10. Running hurts--you just have to get used to it. It really is supposed to, so don’t try to make it into the same kind of enjoyment you derive from sitting in front of the telly with a bag of potato chips. It’s not going to happen. If you’re going to get anywhere, you are going to have to push yourself. Pushing yourself hurts--take it from someone who really, really enjoys sitting in front of the tube with an array of snack foods. Running can be fun, but it’s a whole different kind of enjoyment. But nonetheless, it IS enjoyment, so don’t give up, the zone will come and find you. (Folks, it’s REAL, cross my heart.)

Honestly, the thing that has kept me going is that zone.

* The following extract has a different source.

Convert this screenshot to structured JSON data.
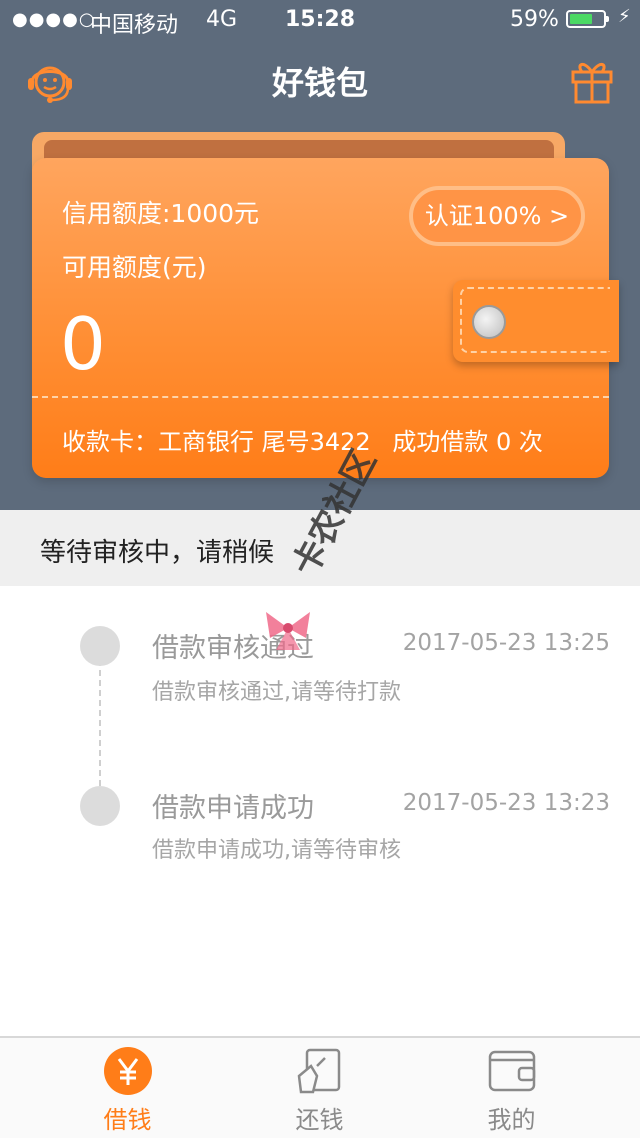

And the days I can’t find it, the promise of it keeps me going. I can still remember that first morning, when suddenly I could hold my head up and breathe again, my feet drumming against the road at a steady rhythm. My legs seemed to go on autopilot, and I felt like I could just kick back for the remainder of the flight, an energy boost going off like a nitro injection. As a longtime disbeliever, I was seriously in shock to find out that the zone is in fact real. Not only that it’s real, but that it even works for people like me, people who “aren’t runners,” people who don’t take naturally to chasing after invisible targets. When I say you can get there, I mean the most unlikely candidates--including yours truly. So, get out there and hit the streets! You won’t be sorry you did.

And, just for your listening pleasure, I’ve included my running playlist here. Enjoy!

[Why yes, that is a picture of me . . . but how did you know?]


brittani c. said...

Now, I thought I was the Queen of Anti-Running. I have ran two 5k races and have not found any ounce of satisfaction from them (other than the relief that I finished them). I will take your word on "the zone" though. I must be vigilant.
As for your Web site, the design is so beautiful, I could cry. It's perfect. It's as if it were crafted from InDesign. You are quite the HTML genius...I LOVE it.

laurylaro said...

You go girl! 2 5ks is great. I love running, but why haven't I done it in years?? its so true about all those good endorphins. I have heard GOOD things about running around on trash day, you can find some awesome furniture/lamps etc to refurbish for free, just take it off the curb and use your imagination! I've been loooking at some cute "trash to treasure" and "roadkill rescue" project blogs lately and its amazing!

Gini said...

I will try kind of hard to take you up on this advice. Honest! I'll try. Kind of. REEAAAALLY easy to talk myself out of it.

Dan and Margo said...

Oh, man, I think you've inspired me to try again - I tried a few years ago but gave up - now that the weather is cooling off I may have to dust off those running shoes and charge my IPod!

Karen Thomas said...

Inspirational! Running...I love outside in the early morning, the summer sun sweeping down the mountains to the west, the squeak of the snow as I step and the eerie silence of a winter run, time to work through issues and count blessings and dream, and endorphins. I'm totally addicted, but it's still hard some mornings to walk out the door for a run. Congrats on your 5Ks!! Jedd